Ar-Raid paid for the construction of the Odessa Islamic Center (homeland of the Tatars) and particularly for the above-mentioned "Islamic University" of Donetsk which is also close to the Crimea. Most of its still few students are locals, not Arabs: Tatars or even Ukrainian converts.
Directed by Dean Jamal Marzuk it trains imams, hatibs and teachers, following a four-year curriculum. It resembles similar educational institutions in Russia about which we know more.
Ukrainians have been brutalized by Soviet rule and then the harsh conditions of post-socialism. The Orthodox Church offers some kind of refuge in this ideological vacuum but many other (foreign, mostly Christian) proselytizers also take advantage of this situation by deliberately confusing the spiritually hungry and disoriented people. As we shall see Arabs are not necessarily welcome in this xenophobic and intolerant context. (In this respect, neighboring Russia's Chechen war does not help either.) Local Tatar Islam is more accepted, also because it represents a very small but well-known part of the population. However, the Assembly of Crimean Tatars is a markedly secular organization distancing itself from religious reasoning. It regards Islam as national tradition at best so immigrants are the ones whom "authentic Muslim" initiatives (and cash) may be expected from. Turkey (both the secular government and its Islamist opposition) can also be a source of inspiration although ethnic solidarity with Tatars is more important here as it is in the cases of the other Turkic peoples of the former Soviet Union.
In light of the Arab residents' and their institutions' remarkable role it is worth to note that Ar-Raid Chairman Ma'adh Abu Obeida was denied entry into the country at his return from a private visit to his native Egypt on April 17, 2000, a few days following the above mentioned congress. Dr. Abu Obeida had lived in Ukraine for eleven years and led the federation since 1997. According to the June 9 issue of "Ar-Raid" his visa and other documents were in order and the Ukrainian airport immigration officers gave no explanation for this measure so one can only guess. As Abu Obeida himself commented in the paper: "If the authorities do not withdraw this decision right away, it will endanger and affect negatively the future of Islam in Ukraine.

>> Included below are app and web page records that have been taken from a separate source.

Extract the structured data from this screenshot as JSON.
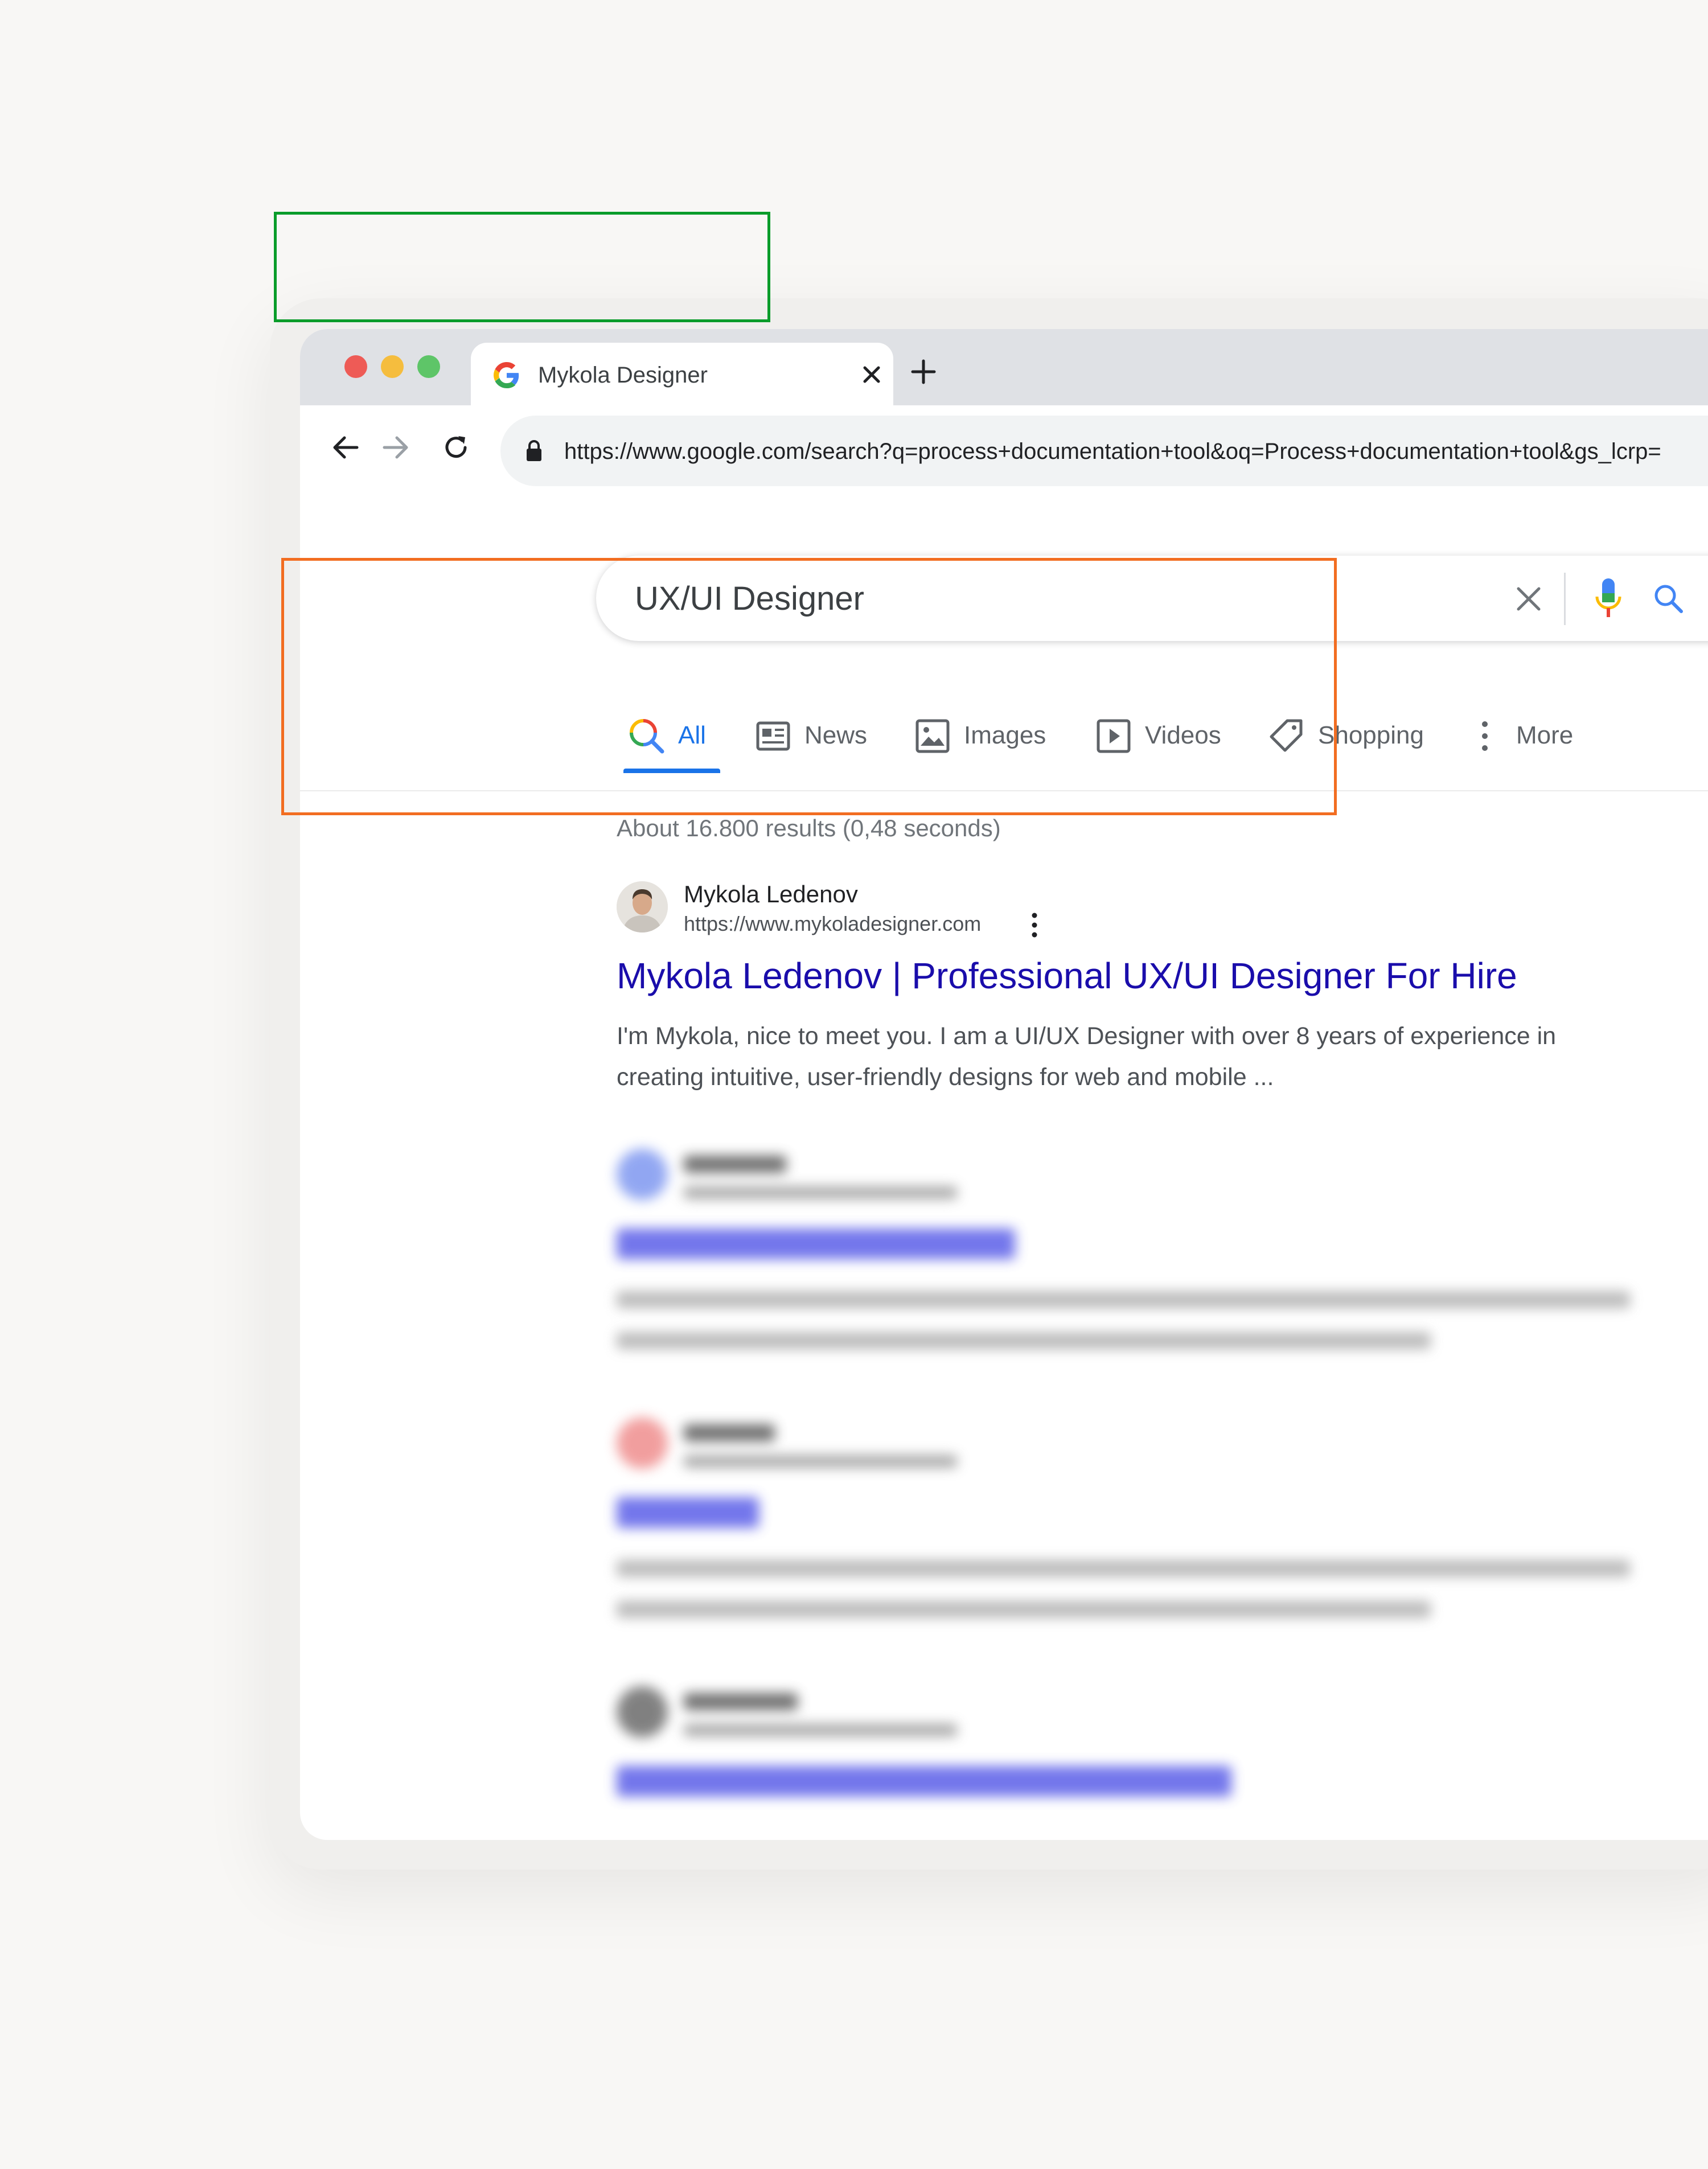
{
  "browser": {
    "tab": {
      "title": "Mykola Designer"
    },
    "address_bar": {
      "url": "https://www.google.com/search?q=process+documentation+tool&oq=Process+documentation+tool&gs_lcrp="
    }
  },
  "search": {
    "query": "UX/UI Designer"
  },
  "search_tabs": [
    {
      "label": "All",
      "icon": "search-icon",
      "active": true
    },
    {
      "label": "News",
      "icon": "news-icon",
      "active": false
    },
    {
      "label": "Images",
      "icon": "image-icon",
      "active": false
    },
    {
      "label": "Videos",
      "icon": "video-icon",
      "active": false
    },
    {
      "label": "Shopping",
      "icon": "tag-icon",
      "active": false
    },
    {
      "label": "More",
      "icon": "more-vert-icon",
      "active": false
    }
  ],
  "results_info": "About 16.800 results (0,48 seconds)",
  "results": [
    {
      "site_name": "Mykola Ledenov",
      "url": "https://www.mykoladesigner.com",
      "title": "Mykola Ledenov | Professional UX/UI Designer For Hire",
      "snippet": "I'm Mykola, nice to meet you. I am a UI/UX Designer with over 8 years of experience in creating intuitive, user-friendly designs for web and mobile ..."
    }
  ],
  "colors": {
    "link": "#1a0dab",
    "accent_blue": "#1a73e8",
    "highlight_green": "#0a9c2a",
    "highlight_orange": "#f26d21"
  }
}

"The Muslims of Ukraine breathed the breeze of unlimited and uncontrolled liberty of thought and action," he continued, "and now this decision is to be considered as a renunciation of democracy and freedom. It may make Muslims distrust the government regarding the protection of their rights. It will also negatively affect the world outside Ukraine, particularly the Islamic world, since the foreigners' confidence is still uncertain as to whether the state's organs work in the spirit of freedom and legality. This decision will adversely affect foreign capital investment, tourism, as well as charity donations to the ill-fated of Ukraine which I do not wish." Understandably, Ar-Raid's Chairman did not underestimate the significance of this incident. Time will show the real impact it is going to have.
Gyorgy Lederer is an Islamicist, Arabist

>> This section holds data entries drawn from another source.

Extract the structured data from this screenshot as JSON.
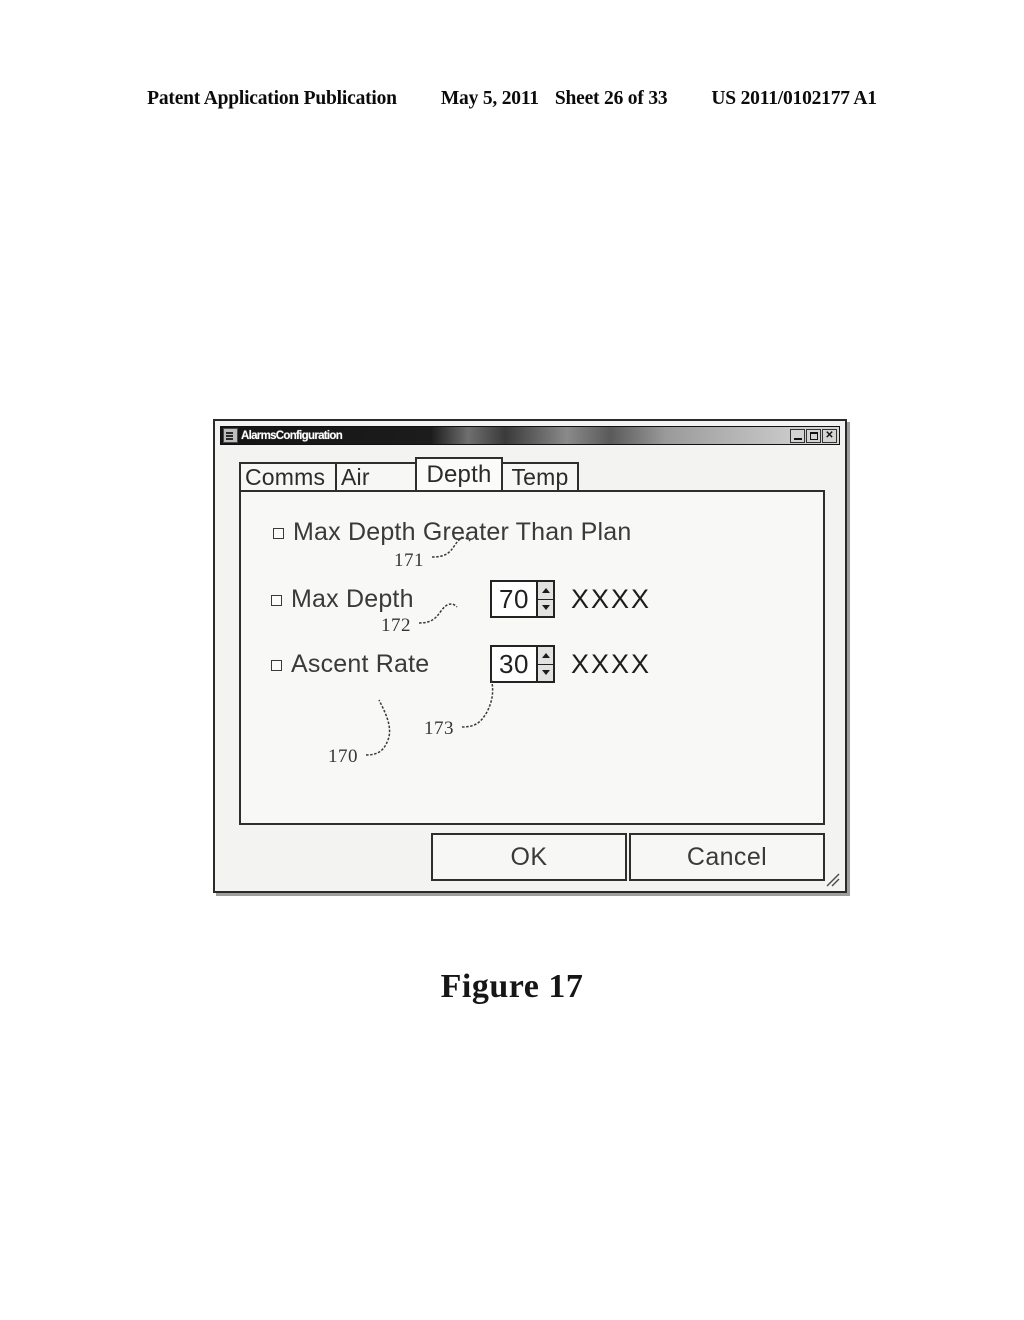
{
  "page_header": {
    "publication": "Patent Application Publication",
    "date": "May 5, 2011",
    "sheet": "Sheet 26 of 33",
    "patent_number": "US 2011/0102177 A1"
  },
  "figure": {
    "caption": "Figure 17"
  },
  "dialog": {
    "title": "AlarmsConfiguration",
    "sysmenu_icon": "system-menu-icon",
    "window_buttons": [
      {
        "name": "minimize-button",
        "label": "",
        "icon": "minimize-icon"
      },
      {
        "name": "maximize-button",
        "label": "",
        "icon": "maximize-icon"
      },
      {
        "name": "close-button",
        "label": "✕",
        "icon": "close-icon"
      }
    ],
    "tabs": [
      {
        "label": "Comms",
        "selected": false
      },
      {
        "label": "Air",
        "selected": false
      },
      {
        "label": "Depth",
        "selected": true
      },
      {
        "label": "Temp",
        "selected": false
      }
    ],
    "options": [
      {
        "label": "Max Depth Greater Than Plan",
        "checked": false,
        "has_spinner": false,
        "unit": ""
      },
      {
        "label": "Max Depth",
        "checked": false,
        "has_spinner": true,
        "value": "70",
        "unit": "XXXX"
      },
      {
        "label": "Ascent Rate",
        "checked": false,
        "has_spinner": true,
        "value": "30",
        "unit": "XXXX"
      }
    ],
    "buttons": {
      "ok": "OK",
      "cancel": "Cancel"
    },
    "resize_grip_icon": "resize-grip-icon"
  },
  "reference_numerals": [
    {
      "id": "170",
      "label": "170",
      "points_to": "alarms-configuration-dialog"
    },
    {
      "id": "171",
      "label": "171",
      "points_to": "max-depth-greater-than-plan-checkbox"
    },
    {
      "id": "172",
      "label": "172",
      "points_to": "max-depth-spinner"
    },
    {
      "id": "173",
      "label": "173",
      "points_to": "ascent-rate-spinner"
    }
  ]
}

and specialist of East Europe conducting research on contemporary
Islam in that part of the world. This article originally appeared
in the 2:1-2, September 2000 issue of the internal Newsletter
of Centrum voor Islam in Europa of Universiteit Gent, Belgium.